When we went out on Herrick 14 in April, we characterized our tour as sitting on the seam,” says Royal Marines Brig. Gen. Ed Davis, commander of Task Force Helmand (TFH), referring to the U.K.'s six-month deployment of troops to the Afghan province, which ended in October. “And that's exactly how it played out.”

The “seam” Davis mentioned in a post-op briefing in London on the deployment (code-named Herrick), was between security operations led by the International Security Assistance Force (ISAF) and control beginning to pass to the Afghan National Security Forces (ANSF). “Transition” has been the British military's watchword this year, and with the drawdown of personnel and materiel ahead of the planned end of combat operations in 2014, the establishment of sustainable indigenous security, governance and economic power centers is vital.

The success Davis trumpeted—significant acts of violence down 45% year-on-year across the British area of operations, and by 86% in the Nad Ali South district—reflects a cumulative effort. Successive Herrick deployments sapped the insurgency's strength and will to fight, while training programs and mentoring helped grow indigenous security.

The province also benefited from strong leadership by Governor Gulab Mangal, “a non-corrupt and extremely dignified man, meaningfully leading his district and its governance architecture into the future with a vision and a design,” says Royal Marine Lt. Col. Oliver Lee of 45 Commando, commander of Combined Force Nad Ali South.

Lee also says the will of the people “turned against the insurgent. We characterized the rank-and-file Afghans of Nad Ali South as 80,000 potential counterinsurgents. That's about 40 times the number of combined ISAF and ANSF personnel there, and altogether more powerful by a considerable order of magnitude.”

The key to harnessing that power lay in breaking the cycle of violence that would spike during the summer. Rather than confront the insurgency, Davis's force set about stifling it, by reducing violence enough to permit greater freedom of movement among the public, strengthening their resolve to resist Taliban intimidation and bolstering security.

“When we arrived, the people said they despised the insurgency and the violence it imposed on their lives, but they were not in a position to do anything about that for themselves,” Lee explains. “We deduced that the one thing that might grow their confidence to build on their hatred of the insurgency was if we disproved the theory that summer fighting was inevitable.”

On a visit to Lashkar Gah in August, DTI observed aspects of this plan in practice. (See DTI October, p. 28, for a report on British technology in Afghanistan.) Control of security there was officially handed over to ANSF by ISAF on July 20. ANSF, however, had been unofficially running security operations for months, and the themes Davis and Lee were to highlight after their tour were already well-developed.
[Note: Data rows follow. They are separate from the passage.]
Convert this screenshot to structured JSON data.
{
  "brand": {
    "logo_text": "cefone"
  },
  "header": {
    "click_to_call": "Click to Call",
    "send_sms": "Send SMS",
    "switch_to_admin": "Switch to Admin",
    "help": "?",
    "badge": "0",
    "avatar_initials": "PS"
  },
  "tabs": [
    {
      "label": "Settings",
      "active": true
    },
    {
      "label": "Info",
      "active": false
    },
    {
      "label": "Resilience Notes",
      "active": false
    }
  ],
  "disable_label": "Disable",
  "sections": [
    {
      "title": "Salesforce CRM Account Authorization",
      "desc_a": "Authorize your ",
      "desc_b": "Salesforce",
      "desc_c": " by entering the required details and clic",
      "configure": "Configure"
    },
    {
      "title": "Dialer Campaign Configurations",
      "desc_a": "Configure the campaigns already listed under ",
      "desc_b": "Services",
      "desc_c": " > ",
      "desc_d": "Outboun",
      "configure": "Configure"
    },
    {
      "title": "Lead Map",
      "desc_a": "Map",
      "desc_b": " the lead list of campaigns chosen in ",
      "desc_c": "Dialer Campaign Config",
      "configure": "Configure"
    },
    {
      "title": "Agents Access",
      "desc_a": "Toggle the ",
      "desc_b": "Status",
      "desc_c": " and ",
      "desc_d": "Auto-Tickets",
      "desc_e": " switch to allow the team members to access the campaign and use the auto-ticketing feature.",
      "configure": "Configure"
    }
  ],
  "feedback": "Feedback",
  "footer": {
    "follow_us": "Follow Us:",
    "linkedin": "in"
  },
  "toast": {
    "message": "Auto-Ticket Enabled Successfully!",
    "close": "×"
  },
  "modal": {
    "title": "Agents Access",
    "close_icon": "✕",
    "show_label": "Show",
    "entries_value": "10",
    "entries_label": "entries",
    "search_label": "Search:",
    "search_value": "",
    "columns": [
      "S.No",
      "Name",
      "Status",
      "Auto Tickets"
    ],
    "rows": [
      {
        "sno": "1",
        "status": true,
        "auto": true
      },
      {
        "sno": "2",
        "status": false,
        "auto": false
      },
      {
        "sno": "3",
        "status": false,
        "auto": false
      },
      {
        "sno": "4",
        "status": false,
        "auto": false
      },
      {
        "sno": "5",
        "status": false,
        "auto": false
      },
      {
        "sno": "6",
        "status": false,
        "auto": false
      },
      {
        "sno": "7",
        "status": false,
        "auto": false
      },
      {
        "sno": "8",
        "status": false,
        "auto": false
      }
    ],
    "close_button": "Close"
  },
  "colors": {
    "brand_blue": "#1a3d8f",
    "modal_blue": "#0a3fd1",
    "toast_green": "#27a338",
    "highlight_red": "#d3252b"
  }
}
“The most important is the confidence of the local people,” says Col. Andrew Jackson, deputy commander of TFH. “They've seen what it's like to have security . . . what it's like . . . without being impeded and forced to pay taxes by the Taliban. So if the Taliban bide their time and come back, they're going to find it a much more difficult prospect in 2014 than when they were in control.”

Helping to reinforce security are commercial and infrastructure projects, locally planned and managed with help and funding from foreign agencies including the U.K.-led Provincial Reconstruction Team (PRT). Among the most ambitious is a plan to turn Bost Airfield, south of Lashkar Gah, into Afghanistan's third international airport, build an agri-business park adjacent to it with storage and processing facilities for fruit crops, and link the complex to the main highway with a new road. Attempting this without the public believing it can be completed and operated safely would be impossible.

“It's easy to forget that in the 1960s and '70s, Helmand was a relatively prosperous province,” says Michael O'Neill, head of the PRT. “Some of the support for private sector development is about recovering what was there before. It's a fertile place, and if they start getting access to markets and things like cold storage, distribution facilities, the road network and air links, you can see plenty of potential.”